When we look at the modern FPS we think of Call of Duty, Battlefield & Halo as your big AAA shooters. Often we question the evolution of these games and how little progress is made each year. It wasn’t always like that. Turok: Dinosaur Hunter was once a big gun in the genre, and it did move things leaps and bounds forwards.
Turok: Dinosaur Hunter is the PC re-release of the 1997 N64 game. After selling 1.5 million copies upon initial release (which was a lot for 1997), it grew into a popular franchise that has had a total of six games released – the latest being in 2008. While my little experience of Turok was me sitting on the couch and watching my older friends play the game I always thought it was a pretty cool idea, but never playing the game myself, I didn’t know what to expect. It’s a genre that doesn’t age well (just try playing Goldeneye now), but this one holds up relatively well all these years later.

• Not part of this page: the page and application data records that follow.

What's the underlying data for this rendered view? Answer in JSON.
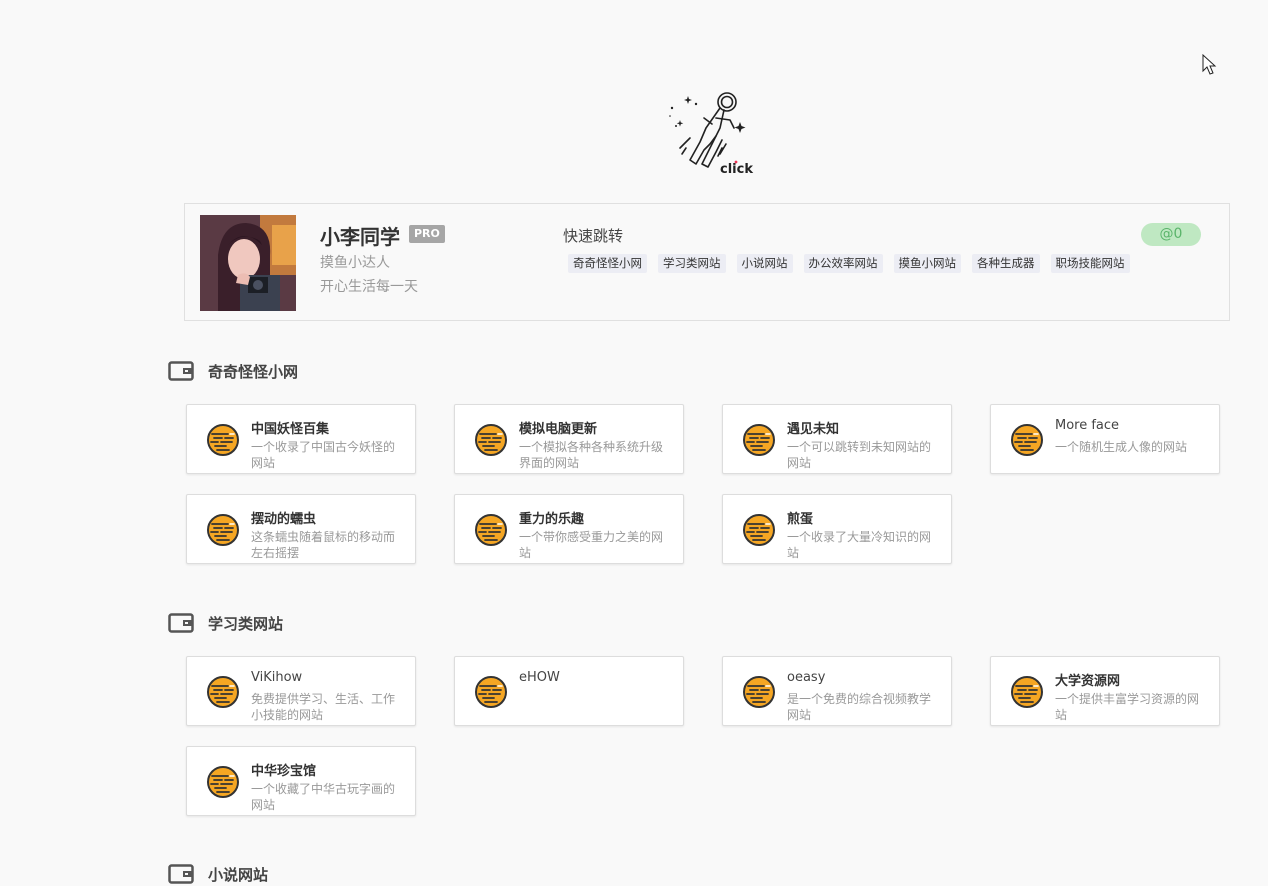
{
  "profile": {
    "name": "小李同学",
    "badge": "PRO",
    "subtitle": "摸鱼小达人",
    "motto": "开心生活每一天"
  },
  "astronaut": {
    "label": "click",
    "icon": "astronaut-icon"
  },
  "quick_jump": {
    "title": "快速跳转",
    "counter": "@0",
    "links": [
      "奇奇怪怪小网",
      "学习类网站",
      "小说网站",
      "办公效率网站",
      "摸鱼小网站",
      "各种生成器",
      "职场技能网站"
    ]
  },
  "sections": [
    {
      "title": "奇奇怪怪小网",
      "icon": "wallet-icon",
      "items": [
        {
          "title": "中国妖怪百集",
          "desc": "一个收录了中国古今妖怪的网站"
        },
        {
          "title": "模拟电脑更新",
          "desc": "一个模拟各种各种系统升级界面的网站"
        },
        {
          "title": "遇见未知",
          "desc": "一个可以跳转到未知网站的网站"
        },
        {
          "title": "More face",
          "desc": "一个随机生成人像的网站"
        },
        {
          "title": "摆动的蠕虫",
          "desc": "这条蠕虫随着鼠标的移动而左右摇摆"
        },
        {
          "title": "重力的乐趣",
          "desc": "一个带你感受重力之美的网站"
        },
        {
          "title": "煎蛋",
          "desc": "一个收录了大量冷知识的网站"
        }
      ]
    },
    {
      "title": "学习类网站",
      "icon": "wallet-icon",
      "items": [
        {
          "title": "ViKihow",
          "desc": "免费提供学习、生活、工作小技能的网站"
        },
        {
          "title": "eHOW",
          "desc": ""
        },
        {
          "title": "oeasy",
          "desc": "是一个免费的综合视频教学网站"
        },
        {
          "title": "大学资源网",
          "desc": "一个提供丰富学习资源的网站"
        },
        {
          "title": "中华珍宝馆",
          "desc": "一个收藏了中华古玩字画的网站"
        }
      ]
    },
    {
      "title": "小说网站",
      "icon": "wallet-icon",
      "items": []
    }
  ],
  "colors": {
    "accent_green": "#bfe8c2",
    "site_icon": "#f5a623",
    "tag_bg": "#ecedf4"
  },
  "site_icon_name": "planet-icon"
}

With games like Perfect Dark & Goldeneye yet to be released on the N64, Turok was the best first person shooter game on the console at the time of its release. While it was often referred to as a “Doom clone,” it was actually the first game to really move away from corridor environments and offer a more open area, exploration-based shooter. It also had its own pop up map, which you would really need to use to avoid getting lost. Back in its day it was also one of the first games to use the N64’s control stick as an aiming device, relegating movement to other buttons. While clunky in execution (the shooter genre was not at home on the N64), analogue control of aiming did represent a big evolution in control mechanics that has now been adopted by default in all games. And with the PC port of the game you get to enjoy mouse-and-keyboard controls, which makes this version of the game the definitive one by default.
Turok has very little narrative, as was typical of the genre back in the day. You play as a Native American Warrior, the “Turok,” and your mission is to defend the world from a deadly weapon. Simple as it was, the setup had atmospheric impact when it dumped you in the middle of a mountainous jungle. The tribal drums and sounds of dinosaurs roaring boom through the ears and instantly pull you into the thick of the action. Turk also made good use of a number of visual effects that other games at the time did not. The surrounding fog was a way of hiding the extreme level of popup that the game would have otherwise laboured on players, but it was effective in both hiding enemies and setting the mood. On the other hand, it also features elements that have thankfully been all but purged from the genre. There is so much platforming involved, for example, which, with few exceptions, has never been something the FPS genre has done well.
You collect a series of weapons, including the typically over-the-top stuff from the genre at the time, such as the nuke gun (that basically nukes everything and somehow you manage to survive). There’s also a whole bunch of key collecting that you’ll need to do – another throwback to the heady early days of the genre that has thankfully been done away with by now. Progressing through each level doesn’t simply unlock the next, you’ll need to find all the keys scattered across multiple levels, so you really need to be aware of your surroundings to make sure you aren’t simply replaying each level again and again. This is a really good way of punishing players who don’t explore the landscapes and can be rewarding for players who take their time. Or it can be simply frustrating, depending on where you sit.
In Turok you will also find yourself coming across a couple of mini boss fights in each level, with stronger boss fights to come later on in the game. These enemies are stronger than your normal goons and they also carry some stronger weapons. You would do well to get out of a boss fight with more than half your health remaining. The way the enemies evolve through the game is another one of the things that I liked. Your enemies start off with spears, then moving to guns, before you can find them riding dinosaurs, robots and even aliens later on in the game. While there is only eight levels in this game, the variety that it offers throughout is impressive. The amount of detail packed into each level, with its own specific scenery is where Turok really stood out from similar games in its time.
Sometimes you can wonder to yourself, “How on earth did they come up with this stuff?” and to the modern developer the type of unrealistic setting this game has to offer might not be the way to go. We need to remember that games are games, they don’t have to be realistic, and the pure escapism that Turok offered all those years ago is, you have to feel, something of a dying art. It’s fast paced arcade shooter style is a ton of fun, and considering the types of leaps and bounds it brought to the FPS genre, it’s no wonder that it managed to succeed all those years ago.
– Dean M.